* **Assignment**: Print all entries precisely as they are written.
____________
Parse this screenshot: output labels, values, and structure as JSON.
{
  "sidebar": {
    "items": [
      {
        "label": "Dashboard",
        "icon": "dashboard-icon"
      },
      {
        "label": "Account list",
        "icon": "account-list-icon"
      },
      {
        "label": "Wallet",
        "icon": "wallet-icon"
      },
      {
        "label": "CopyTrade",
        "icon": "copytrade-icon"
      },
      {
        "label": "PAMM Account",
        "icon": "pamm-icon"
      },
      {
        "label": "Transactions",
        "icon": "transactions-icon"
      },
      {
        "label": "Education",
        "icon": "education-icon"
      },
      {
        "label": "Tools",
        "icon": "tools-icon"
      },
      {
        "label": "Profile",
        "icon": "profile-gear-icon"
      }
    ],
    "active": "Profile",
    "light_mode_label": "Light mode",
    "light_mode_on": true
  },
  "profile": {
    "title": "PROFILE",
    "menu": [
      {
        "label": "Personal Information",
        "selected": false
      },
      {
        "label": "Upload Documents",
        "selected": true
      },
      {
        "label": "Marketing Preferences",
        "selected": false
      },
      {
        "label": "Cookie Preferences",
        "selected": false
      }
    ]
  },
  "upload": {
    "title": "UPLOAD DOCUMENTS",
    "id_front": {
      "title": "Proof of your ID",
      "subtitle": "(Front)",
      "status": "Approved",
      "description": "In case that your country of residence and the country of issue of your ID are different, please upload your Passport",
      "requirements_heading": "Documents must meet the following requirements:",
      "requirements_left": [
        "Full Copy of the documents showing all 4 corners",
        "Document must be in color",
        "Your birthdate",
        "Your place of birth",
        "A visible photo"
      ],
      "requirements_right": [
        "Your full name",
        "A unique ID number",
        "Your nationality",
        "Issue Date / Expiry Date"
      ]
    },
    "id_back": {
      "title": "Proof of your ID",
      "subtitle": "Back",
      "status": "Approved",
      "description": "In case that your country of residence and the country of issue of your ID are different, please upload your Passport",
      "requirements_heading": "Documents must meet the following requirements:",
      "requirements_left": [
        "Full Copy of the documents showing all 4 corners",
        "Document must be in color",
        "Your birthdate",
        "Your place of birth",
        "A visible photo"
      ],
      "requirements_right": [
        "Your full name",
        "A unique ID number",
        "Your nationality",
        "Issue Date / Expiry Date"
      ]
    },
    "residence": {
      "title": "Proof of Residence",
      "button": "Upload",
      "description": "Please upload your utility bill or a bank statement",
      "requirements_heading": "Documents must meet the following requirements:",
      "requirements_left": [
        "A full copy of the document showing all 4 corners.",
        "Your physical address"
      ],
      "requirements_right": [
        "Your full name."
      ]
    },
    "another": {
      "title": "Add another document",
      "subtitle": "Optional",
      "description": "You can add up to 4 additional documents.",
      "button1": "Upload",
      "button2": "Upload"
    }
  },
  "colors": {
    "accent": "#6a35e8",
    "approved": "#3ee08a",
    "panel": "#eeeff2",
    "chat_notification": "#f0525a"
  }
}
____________
* **Answer space**:
Parse this screenshot: output labels, values, and structure as JSON.
{
  "sidebar": {
    "items": [
      {
        "label": "Dashboard",
        "icon": "dashboard-icon"
      },
      {
        "label": "Account list",
        "icon": "account-list-icon"
      },
      {
        "label": "Wallet",
        "icon": "wallet-icon"
      },
      {
        "label": "CopyTrade",
        "icon": "copytrade-icon"
      },
      {
        "label": "PAMM Account",
        "icon": "pamm-icon"
      },
      {
        "label": "Transactions",
        "icon": "transactions-icon"
      },
      {
        "label": "Education",
        "icon": "education-icon"
      },
      {
        "label": "Tools",
        "icon": "tools-icon"
      },
      {
        "label": "Profile",
        "icon": "profile-gear-icon"
      }
    ],
    "active": "Profile",
    "light_mode_label": "Light mode",
    "light_mode_on": true
  },
  "profile": {
    "title": "PROFILE",
    "menu": [
      {
        "label": "Personal Information",
        "selected": false
      },
      {
        "label": "Upload Documents",
        "selected": true
      },
      {
        "label": "Marketing Preferences",
        "selected": false
      },
      {
        "label": "Cookie Preferences",
        "selected": false
      }
    ]
  },
  "upload": {
    "title": "UPLOAD DOCUMENTS",
    "id_front": {
      "title": "Proof of your ID",
      "subtitle": "(Front)",
      "status": "Approved",
      "description": "In case that your country of residence and the country of issue of your ID are different, please upload your Passport",
      "requirements_heading": "Documents must meet the following requirements:",
      "requirements_left": [
        "Full Copy of the documents showing all 4 corners",
        "Document must be in color",
        "Your birthdate",
        "Your place of birth",
        "A visible photo"
      ],
      "requirements_right": [
        "Your full name",
        "A unique ID number",
        "Your nationality",
        "Issue Date / Expiry Date"
      ]
    },
    "id_back": {
      "title": "Proof of your ID",
      "subtitle": "Back",
      "status": "Approved",
      "description": "In case that your country of residence and the country of issue of your ID are different, please upload your Passport",
      "requirements_heading": "Documents must meet the following requirements:",
      "requirements_left": [
        "Full Copy of the documents showing all 4 corners",
        "Document must be in color",
        "Your birthdate",
        "Your place of birth",
        "A visible photo"
      ],
      "requirements_right": [
        "Your full name",
        "A unique ID number",
        "Your nationality",
        "Issue Date / Expiry Date"
      ]
    },
    "residence": {
      "title": "Proof of Residence",
      "button": "Upload",
      "description": "Please upload your utility bill or a bank statement",
      "requirements_heading": "Documents must meet the following requirements:",
      "requirements_left": [
        "A full copy of the document showing all 4 corners.",
        "Your physical address"
      ],
      "requirements_right": [
        "Your full name."
      ]
    },
    "another": {
      "title": "Add another document",
      "subtitle": "Optional",
      "description": "You can add up to 4 additional documents.",
      "button1": "Upload",
      "button2": "Upload"
    }
  },
  "colors": {
    "accent": "#6a35e8",
    "approved": "#3ee08a",
    "panel": "#eeeff2",
    "chat_notification": "#f0525a"
  }
}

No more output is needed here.